I went and helped in the kitchen to get hot chocolate ready, then sat round the camp fire chatting with a couple of the girls... precious time. I walked back to the hall with one of the older girls, talking about some of the problems and insecurities she faces. We talked till about half past midnight, when Jim Jolliffe came and found me and said Harry was calling out. I went back to our tent which was near the fire circle, and Harry was in a right state - crying and really angry. He'd gone to sleep before the Testimony Meeting, woken up when the girls started singing round the fire, and had apparently been calling out for ages telling them not to be so loud, but they hadn't heard him and he was too scared to leave the tent! I stayed with him, and he eventually calmed down enough to go back to sleep.
On the last morning of camp, we did an activity where everyone has paper taped to their backs, and everyone else writes about them. It's so much fun rushing round, seeing someone, thinking of all the positive things you like about them, then madly scribbling it down on their back. There would be longs chains of people each with someone writing on the next person along's back! You kind of forget you have one on your own back, then at the end it's such a lovely thing to remember and get to read it!
Here was mine.
Then came the big job of clearing up the entire camp site! I made a list of every single job along with a tick box on the white board, and people would see what needed doing, go off, then come back and tick it off. I always kind of dread the clear up, but everyone was brilliant and we got through it fine, then packed our own stuff away. Thankfully some missionaries came and took down the big marquee for us.
On Monday when I had put up my tent (badly), I'd not really had enough tent pegs, and the tent must have looked a right state, because when I got back to it in the evening, someone had re-pegged my tent using lovely new pegs. When I packed up, I tried to find out once again (had no luck on Monday) who had done it, to return their pegs and thanks them. It turned out to be two of the leaders from Northampton Ward, and they said the pegs were a gift. I was so touched! It was such a lovely act of service to me.
We finally left the camp site at about lunch time, and it took two hours (again!!) to get home.
It was wonderful to be home!! Scott, Jack and Tom had finished their camp the day before and it was nice to see them.

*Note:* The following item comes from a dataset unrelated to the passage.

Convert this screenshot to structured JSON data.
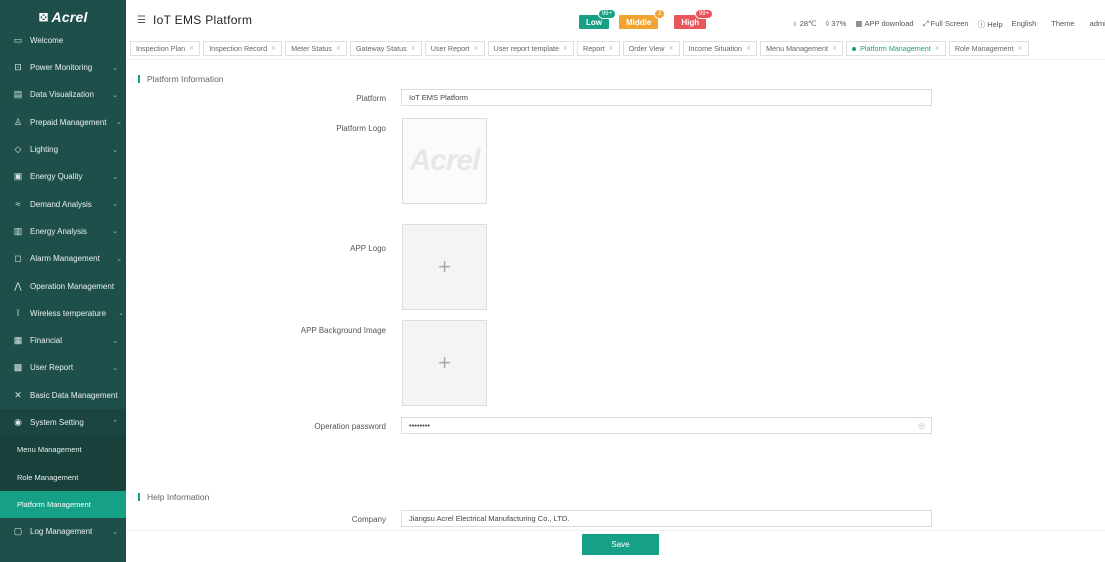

They'd had a great time by all accounts, and Scott said all the Young Men had been good.
Lucy kind of staggered in with some stuff, leaving all the doors open, then collapsed. I put this picture on Facebook with the comment 'the conquering-camp-heroes return home' - it's exactly how we felt - victorious and jubilant at our survival! (And shattered!)
It really made me laugh when a couple of months later I came across this church cartoon!! ''Hi Honey, How was girls' camp?''